To put this in a little perspective, imagine coming home to find out that the muni exercised eminent domain and took a huge chunk of your land to put in a bike path? This happened, thank God not to ours, but our poor neighbors in our little townhouse project in the mountains. They lost a big chunk of the back portion of their land because the city wanted to put in a bike path, though you couldn't walk on it - which made no sense since people were getting hit by cars walking down the hill, but that's another story.

Point being, after you've gotten over your initial WTH - then work on solutions so it's attractive and again paint and utilize like a statue with some flowers - then no one will really even notice it because it will blend into the flowers.
Reply With Quote Quick reply to this message
 
Old 08-26-2009, 10:25 AM
 
1,159 posts, read 2,391,748 times
Reputation: 717
If you're going to paint it, I would call either the city or the local fire department for permission. Some cities and even states have regulations about the color or hydrants. And get that permission in WRITING!
Reply With Quote Quick reply to this message
 
Old 08-26-2009, 08:50 PM
 
Location: Baltimore, MD
205 posts, read 547,542 times
Reputation: 163
Quote:
Originally Posted by RobE View Post
If you're going to paint it, I would call either the city or the local fire department for permission. Some cities and even states have regulations about the color or hydrants. And get that permission in WRITING!
It'd be much easier to just paint it without letting anyone know. Getting permission could take months or even years. One local official may say yes while another may say no. It's a total crapshoot. Just paint it and hope they don't notice or don't care. It's not like they noticed the OP's porch there or the incorrect valve installation... Besides, the OP can just paint it back if they don't like the new colors. I know they arrest children for bringing Skittles to school these days, but the OP is probably safe. Just be sure to pick up some paint in the original color! Also, if you paint it and someone throws a fit about it, you can make a big stink in the local paper and people will rally in support of a good paint job or artistic design.
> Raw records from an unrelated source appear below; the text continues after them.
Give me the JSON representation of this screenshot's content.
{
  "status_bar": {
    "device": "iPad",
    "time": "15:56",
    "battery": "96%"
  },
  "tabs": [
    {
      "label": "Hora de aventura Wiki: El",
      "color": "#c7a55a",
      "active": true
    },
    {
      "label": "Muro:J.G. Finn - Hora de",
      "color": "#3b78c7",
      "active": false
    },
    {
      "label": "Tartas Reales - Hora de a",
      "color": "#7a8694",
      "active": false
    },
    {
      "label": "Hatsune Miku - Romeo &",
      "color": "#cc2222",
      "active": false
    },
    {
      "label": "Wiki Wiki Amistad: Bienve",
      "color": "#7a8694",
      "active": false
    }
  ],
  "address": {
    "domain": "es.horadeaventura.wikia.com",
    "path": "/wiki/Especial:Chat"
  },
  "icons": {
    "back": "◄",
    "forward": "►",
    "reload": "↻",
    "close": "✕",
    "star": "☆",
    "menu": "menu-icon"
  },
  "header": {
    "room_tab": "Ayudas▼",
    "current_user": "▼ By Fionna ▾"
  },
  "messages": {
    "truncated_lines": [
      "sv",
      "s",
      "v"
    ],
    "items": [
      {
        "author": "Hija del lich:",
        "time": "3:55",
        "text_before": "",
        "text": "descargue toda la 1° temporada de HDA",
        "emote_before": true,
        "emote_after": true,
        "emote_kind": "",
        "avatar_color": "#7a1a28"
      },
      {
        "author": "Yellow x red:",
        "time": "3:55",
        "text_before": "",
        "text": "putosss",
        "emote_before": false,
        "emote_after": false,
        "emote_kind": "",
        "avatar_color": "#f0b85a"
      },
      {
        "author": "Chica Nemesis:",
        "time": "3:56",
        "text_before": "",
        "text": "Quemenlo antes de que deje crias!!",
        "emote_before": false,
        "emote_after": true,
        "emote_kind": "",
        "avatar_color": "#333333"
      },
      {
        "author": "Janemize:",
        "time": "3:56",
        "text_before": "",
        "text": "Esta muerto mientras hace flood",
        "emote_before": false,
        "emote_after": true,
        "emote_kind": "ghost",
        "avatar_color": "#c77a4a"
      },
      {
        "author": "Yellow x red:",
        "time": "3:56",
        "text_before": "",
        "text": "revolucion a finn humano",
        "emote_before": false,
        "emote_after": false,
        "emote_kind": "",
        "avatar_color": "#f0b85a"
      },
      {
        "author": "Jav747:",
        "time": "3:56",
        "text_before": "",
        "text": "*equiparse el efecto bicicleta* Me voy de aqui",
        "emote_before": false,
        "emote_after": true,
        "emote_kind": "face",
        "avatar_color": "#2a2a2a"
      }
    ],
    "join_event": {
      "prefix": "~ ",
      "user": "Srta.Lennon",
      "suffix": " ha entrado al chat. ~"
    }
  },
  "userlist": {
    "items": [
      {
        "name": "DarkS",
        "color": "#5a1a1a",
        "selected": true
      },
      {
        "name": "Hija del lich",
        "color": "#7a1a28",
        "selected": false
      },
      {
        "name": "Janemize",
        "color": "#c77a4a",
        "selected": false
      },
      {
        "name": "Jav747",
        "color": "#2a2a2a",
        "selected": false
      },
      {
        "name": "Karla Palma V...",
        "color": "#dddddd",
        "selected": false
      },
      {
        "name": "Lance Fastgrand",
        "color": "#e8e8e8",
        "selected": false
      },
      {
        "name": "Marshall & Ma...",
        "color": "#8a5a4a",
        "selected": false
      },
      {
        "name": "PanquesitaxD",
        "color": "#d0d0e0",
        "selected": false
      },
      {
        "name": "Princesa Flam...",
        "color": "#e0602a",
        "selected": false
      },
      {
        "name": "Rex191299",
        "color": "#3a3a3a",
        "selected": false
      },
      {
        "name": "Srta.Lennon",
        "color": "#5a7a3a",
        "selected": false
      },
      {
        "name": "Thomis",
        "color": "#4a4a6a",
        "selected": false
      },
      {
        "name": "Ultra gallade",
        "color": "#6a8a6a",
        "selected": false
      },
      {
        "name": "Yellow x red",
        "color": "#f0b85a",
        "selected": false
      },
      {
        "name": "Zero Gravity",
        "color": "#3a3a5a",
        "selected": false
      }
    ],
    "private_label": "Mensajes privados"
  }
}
Quote:
Originally Posted by chet everett View Post
Tampering with fire protection equipment and/or the municipal water supply is basically terrorism.
For some reason I find this absolutely hilarious. You're absolutely right, but it's still hilarious. It's like those TSA agents that did a strip search on some 92 year old woman who somehow wound up on a watch list. Imagine the feds arresting someone for just trying to make their house look nice while some middle-eastern men next door stare out the windows and watch.

Quote:
Originally Posted by chet everett View Post
You gonna bring suit against the phone company for upgrading their service boxes from analog tech in olive drab to digital in beige?

The cable company for getting rid of the old skinny coax for the the fatter stuff?
If the cable company is Comcast, then yes, absolutely. They deserve it, especially after implementing these ridiculous bandwidth limits and providing such poor service.
Reply With Quote Quick reply to this message
Please register to post and access all features of our very popular forum. It is free and quick. Over $68,000 in prizes has already been given out to active posters on our forum. Additional giveaways are planned.

Detailed information about all U.S. cities, counties, and zip codes on our site: City-data.com.


Reply
Please update this thread with any new information or opinions. This open thread is still read by thousands of people, so we encourage all additional points of view.

Quick Reply
Message:


Over $84,000 in prizes was already given out to active posters on our forum and additional giveaways are planned!

Go Back   City-Data Forum > General Forums > Real Estate > Real Estate Professionals
Similar Threads

All times are GMT -6.

© 2005-2014, Advameg, Inc.

City-Data.com - Archive 1, 2, 3, 4, 5, 6, 7, 8, 9, 10, 11, 12, 13, 14, 15, 16, 17, 18, 19, 20, 21, 22, 23, 24, 25 - Top